If Edd’s conference chatter is any indication, this is what data folks struggle with the most.
Empowering the organization
Data-drivenness is really a get what you give situation. While professionals outside of analytics might be most resistant to data-driven change, those within it also have adjustments to make.
“There’s a mindset change for the custodians of data,” Edd said. “You have to throw open the doors, in a sense. You have to have to give the organization Lego blocks of data that can help them.”
By which Edd means your center of excellence needs to be an embassy, and not an island. It has to provide a means for outsiders to travel in your metrics-based world. Maybe that’s tools, maybe that’s seminars, maybe that’s a hotline. How you scale it will depend on your organization.
If product groups and finance groups have to fight tooth and nail to get the insight you can reap easily, though, something’s broken. So while it’s probably still the case data is centralized on your team, you need to build a more efficient workflow that allows every other team to get access.
“Whatever you do and however you manage data, it has to be done in a way that helps people see the greater good,” Edd said. “Because a lot of them are threatened. Data is not in itself a neutral entity. Data carries with it a history.”
This is why with is a better preposition than to. Presenting the data in a way that encourages and invites usage is as important as having good data in the first place.
From there, it’s a horse-to-water situation. You can push for all of this in your company and still fail.
At conferences, Edd sometimes finds himself in the unfortunate position of having to suggest career moves for analytics folks.
“People say, ‘We do all of this and people still make decisions for political and gut reactions. The person with the loudest voice, the highest paid person in the room makes a decision.’”
Edd’s a problem solver, but even he occasionally has to shrug: “Frankly, I sometimes say, ‘Maybe you should look for another job.’”
Is a culture of data that helpless at your company? The vast majority aren’t. For analytics people, the trick is deducing whether politics are the natural state of your organization or a temporary gap between the central business problems and data itself.

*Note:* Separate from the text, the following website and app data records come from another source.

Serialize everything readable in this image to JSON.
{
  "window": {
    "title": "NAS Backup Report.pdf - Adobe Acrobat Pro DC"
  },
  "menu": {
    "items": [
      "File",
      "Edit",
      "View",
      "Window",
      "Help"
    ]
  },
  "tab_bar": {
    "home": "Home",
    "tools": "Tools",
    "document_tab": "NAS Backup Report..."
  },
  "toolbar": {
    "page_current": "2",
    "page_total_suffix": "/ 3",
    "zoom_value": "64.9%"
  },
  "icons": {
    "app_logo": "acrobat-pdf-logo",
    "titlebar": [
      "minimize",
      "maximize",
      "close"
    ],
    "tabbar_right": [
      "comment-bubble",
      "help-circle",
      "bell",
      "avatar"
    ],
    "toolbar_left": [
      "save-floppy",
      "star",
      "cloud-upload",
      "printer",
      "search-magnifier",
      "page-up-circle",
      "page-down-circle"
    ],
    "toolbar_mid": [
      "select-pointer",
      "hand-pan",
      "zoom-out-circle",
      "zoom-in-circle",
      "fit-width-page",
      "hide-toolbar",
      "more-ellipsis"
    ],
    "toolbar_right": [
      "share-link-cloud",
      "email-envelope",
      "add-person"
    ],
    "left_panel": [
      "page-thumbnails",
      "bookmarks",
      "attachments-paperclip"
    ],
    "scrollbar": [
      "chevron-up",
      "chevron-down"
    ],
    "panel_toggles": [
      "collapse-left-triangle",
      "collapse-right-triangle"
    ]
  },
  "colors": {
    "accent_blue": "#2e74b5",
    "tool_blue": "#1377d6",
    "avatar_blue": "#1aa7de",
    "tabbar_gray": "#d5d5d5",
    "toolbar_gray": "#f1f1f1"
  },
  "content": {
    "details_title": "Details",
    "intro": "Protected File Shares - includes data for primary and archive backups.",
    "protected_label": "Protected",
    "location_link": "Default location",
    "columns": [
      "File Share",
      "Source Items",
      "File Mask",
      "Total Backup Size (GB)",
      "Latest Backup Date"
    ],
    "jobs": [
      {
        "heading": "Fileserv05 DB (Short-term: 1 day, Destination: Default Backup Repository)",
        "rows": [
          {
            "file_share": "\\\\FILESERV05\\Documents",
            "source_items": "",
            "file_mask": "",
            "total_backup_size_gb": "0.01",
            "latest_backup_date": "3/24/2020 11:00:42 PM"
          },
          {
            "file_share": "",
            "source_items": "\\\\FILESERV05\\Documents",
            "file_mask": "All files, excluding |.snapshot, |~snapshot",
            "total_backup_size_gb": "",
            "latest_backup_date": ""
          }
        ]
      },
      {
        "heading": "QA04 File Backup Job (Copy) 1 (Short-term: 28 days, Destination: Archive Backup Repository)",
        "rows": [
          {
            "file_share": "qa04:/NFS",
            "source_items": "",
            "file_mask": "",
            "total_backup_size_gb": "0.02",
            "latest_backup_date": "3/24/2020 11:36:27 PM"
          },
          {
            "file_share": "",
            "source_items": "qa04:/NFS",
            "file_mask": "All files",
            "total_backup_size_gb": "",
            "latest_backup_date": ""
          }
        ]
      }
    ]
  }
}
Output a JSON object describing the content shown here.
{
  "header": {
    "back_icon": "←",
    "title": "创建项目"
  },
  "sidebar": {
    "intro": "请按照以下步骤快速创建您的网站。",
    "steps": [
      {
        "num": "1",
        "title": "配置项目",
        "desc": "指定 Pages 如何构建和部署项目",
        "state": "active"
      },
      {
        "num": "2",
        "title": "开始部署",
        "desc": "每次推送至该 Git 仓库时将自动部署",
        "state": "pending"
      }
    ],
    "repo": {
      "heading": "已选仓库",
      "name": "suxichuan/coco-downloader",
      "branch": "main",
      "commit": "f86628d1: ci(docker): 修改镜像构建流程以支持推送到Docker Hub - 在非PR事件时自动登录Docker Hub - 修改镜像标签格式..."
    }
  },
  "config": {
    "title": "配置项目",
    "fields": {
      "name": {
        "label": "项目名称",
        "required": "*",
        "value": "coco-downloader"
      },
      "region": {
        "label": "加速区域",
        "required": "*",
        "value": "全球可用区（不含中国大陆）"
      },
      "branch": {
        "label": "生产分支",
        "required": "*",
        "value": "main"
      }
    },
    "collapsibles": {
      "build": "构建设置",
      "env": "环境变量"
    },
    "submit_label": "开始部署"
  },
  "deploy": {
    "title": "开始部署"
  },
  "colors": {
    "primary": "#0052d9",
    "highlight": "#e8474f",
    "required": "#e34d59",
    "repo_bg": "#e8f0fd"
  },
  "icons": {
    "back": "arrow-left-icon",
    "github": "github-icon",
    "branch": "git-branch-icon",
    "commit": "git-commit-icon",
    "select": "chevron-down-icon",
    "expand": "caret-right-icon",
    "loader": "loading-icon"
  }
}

If it’s the latter, even the most data-averse companies can make the journey. Using Edd’s Socratic dialogue, analytics professionals can lay the foundation for their strategy, and move companies toward doing things with their data, instead of to their data. The urgency of hooking the business machine up to the data machine is crucial.
But it’s not as complicated as some make it seem.
“At the end of the day,” Edd said, “find a problem you can solve.”